Organic is good for the ecosystem: Conventional gardens often are denuded of bugs and other living things that are collateral damage from toxic pesticide use. Organic gardens support ecosystems and don’t contaminate local water supplies. In Teatulia’s Bangladeshi gardens, Olsen sees birds, spiders, 30 types of deer, even a tiger.
Organic tastes better: By using organic fertilizers, like cover crops and manures, tea plants are allowed to blossom and ripen at their own, natural pace. “They have more time to develop the natural sugars in compounds that helps the flavor,” Olsen said.
Organic is certified: Organic teas, like Teatulia, are certified organic by government agencies like the United States Department of Agriculture. “They make sure all the organic rules are being followed – how we’re irrigating, how we’re using natural pesticides. You know what you’re getting.”
At least in Teatulia’s case, the organic label also shows a consciousness for not only the earth, but also the people in the region where the tea is grown.
The company’s tea gardens are part of its economic development efforts in a desperately poor part of Bangladesh. “We built the garden to create jobs in the poorest region, in the second poorest country in the world,” said Olsen.
The company also has created a micro-lending model where they give locals loans to buy cows. The loans are repaid with milk that Teatulia sells and manure it uses to fertilize tea plants.

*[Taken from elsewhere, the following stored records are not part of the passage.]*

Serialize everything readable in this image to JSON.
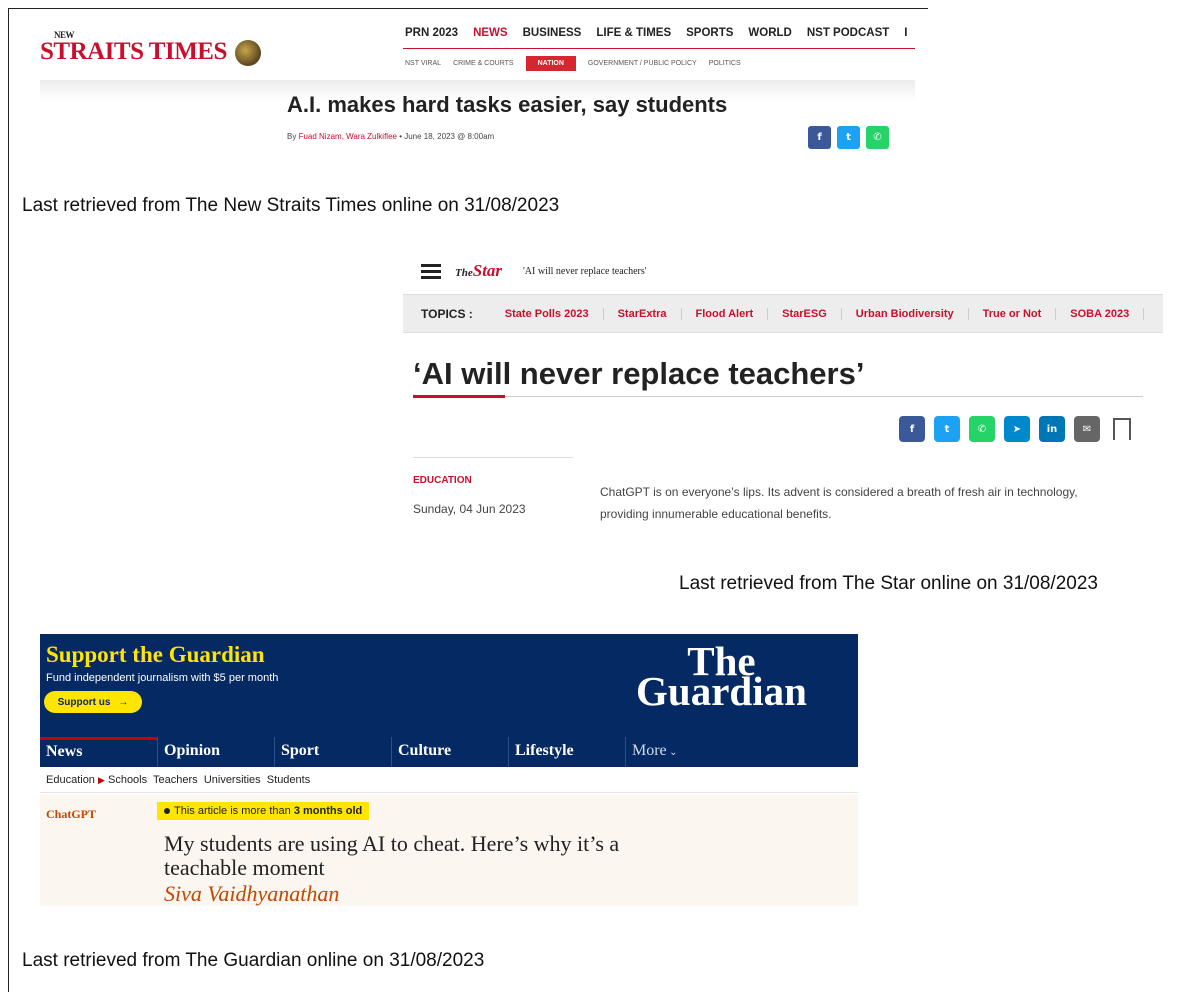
{
  "nst": {
    "logo_new": "NEW",
    "logo": "STRAITS TIMES",
    "nav": [
      "PRN 2023",
      "NEWS",
      "BUSINESS",
      "LIFE & TIMES",
      "SPORTS",
      "WORLD",
      "NST PODCAST",
      "I"
    ],
    "nav_active": "NEWS",
    "subnav": [
      "NST VIRAL",
      "CRIME & COURTS",
      "NATION",
      "GOVERNMENT / PUBLIC POLICY",
      "POLITICS"
    ],
    "subnav_active": "NATION",
    "title": "A.I. makes hard tasks easier, say students",
    "byline_prefix": "By ",
    "byline_authors": "Fuad Nizam, Wara Zulkiflee",
    "byline_date": " • June 18, 2023 @ 8:00am",
    "share": [
      {
        "icon": "facebook-icon",
        "glyph": "f",
        "color": "#3b5998"
      },
      {
        "icon": "twitter-icon",
        "glyph": "t",
        "color": "#1da1f2"
      },
      {
        "icon": "whatsapp-icon",
        "glyph": "✆",
        "color": "#25d366"
      }
    ]
  },
  "nst_caption": "Last retrieved from The New Straits Times online on 31/08/2023",
  "star": {
    "logo_the": "The",
    "logo": "Star",
    "crumb": "'AI will never replace teachers'",
    "topics_label": "TOPICS :",
    "topics": [
      "State Polls 2023",
      "StarExtra",
      "Flood Alert",
      "StarESG",
      "Urban Biodiversity",
      "True or Not",
      "SOBA 2023"
    ],
    "title": "‘AI will never replace teachers’",
    "share": [
      {
        "icon": "facebook-icon",
        "glyph": "f",
        "color": "#3b5998"
      },
      {
        "icon": "twitter-icon",
        "glyph": "t",
        "color": "#1da1f2"
      },
      {
        "icon": "whatsapp-icon",
        "glyph": "✆",
        "color": "#25d366"
      },
      {
        "icon": "telegram-icon",
        "glyph": "➤",
        "color": "#0088cc"
      },
      {
        "icon": "linkedin-icon",
        "glyph": "in",
        "color": "#0077b5"
      },
      {
        "icon": "email-icon",
        "glyph": "✉",
        "color": "#666666"
      }
    ],
    "category": "EDUCATION",
    "date": "Sunday, 04 Jun 2023",
    "lede": "ChatGPT is on everyone’s lips. Its advent is considered a breath of fresh air in technology, providing innumerable educational benefits."
  },
  "star_caption": "Last retrieved from The Star online on 31/08/2023",
  "guardian": {
    "support_title": "Support the Guardian",
    "support_sub": "Fund independent journalism with $5 per month",
    "support_button": "Support us",
    "logo_line1": "The",
    "logo_line2": "Guardian",
    "nav": [
      "News",
      "Opinion",
      "Sport",
      "Culture",
      "Lifestyle",
      "More"
    ],
    "subnav_section": "Education",
    "subnav": [
      "Schools",
      "Teachers",
      "Universities",
      "Students"
    ],
    "tag": "ChatGPT",
    "badge_prefix": "This article is more than ",
    "badge_bold": "3 months old",
    "headline": "My students are using AI to cheat. Here’s why it’s a teachable moment",
    "author": "Siva Vaidhyanathan",
    "colors": {
      "navy": "#052962",
      "yellow": "#ffe500",
      "opinion": "#c74600"
    }
  },
  "guardian_caption": "Last retrieved from The Guardian online on 31/08/2023"
}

You can find the USDA-certified organic label on teas like Teatulia, Numi and Traditional Medicinals. Teatulia is sold nationally in Target stores and Whole Foods.